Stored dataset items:
^^^^

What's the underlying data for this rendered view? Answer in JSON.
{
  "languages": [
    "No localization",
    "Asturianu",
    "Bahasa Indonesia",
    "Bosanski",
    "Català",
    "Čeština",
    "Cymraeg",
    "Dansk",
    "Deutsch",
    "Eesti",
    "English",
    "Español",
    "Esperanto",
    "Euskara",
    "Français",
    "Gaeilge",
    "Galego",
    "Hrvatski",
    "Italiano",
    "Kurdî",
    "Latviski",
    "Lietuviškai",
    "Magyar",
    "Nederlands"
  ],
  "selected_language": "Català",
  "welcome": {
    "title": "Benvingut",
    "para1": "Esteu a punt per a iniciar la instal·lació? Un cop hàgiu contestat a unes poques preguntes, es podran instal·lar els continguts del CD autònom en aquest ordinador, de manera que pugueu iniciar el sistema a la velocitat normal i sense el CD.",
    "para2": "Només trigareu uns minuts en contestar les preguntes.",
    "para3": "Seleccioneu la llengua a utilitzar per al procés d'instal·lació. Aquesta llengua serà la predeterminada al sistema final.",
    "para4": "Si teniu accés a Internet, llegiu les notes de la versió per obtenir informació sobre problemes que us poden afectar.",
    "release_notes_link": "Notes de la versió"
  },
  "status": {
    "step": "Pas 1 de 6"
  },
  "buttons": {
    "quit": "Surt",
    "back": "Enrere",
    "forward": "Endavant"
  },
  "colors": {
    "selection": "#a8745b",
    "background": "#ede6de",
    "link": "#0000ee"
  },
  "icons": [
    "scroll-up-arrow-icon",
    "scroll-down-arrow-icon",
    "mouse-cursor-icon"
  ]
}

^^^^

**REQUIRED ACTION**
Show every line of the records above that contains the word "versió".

**REPLY**
    "para4": "Si teniu accés a Internet, llegiu les notes de la versió per obtenir informació sobre problemes que us poden afectar.",
    "release_notes_link": "Notes de la versió"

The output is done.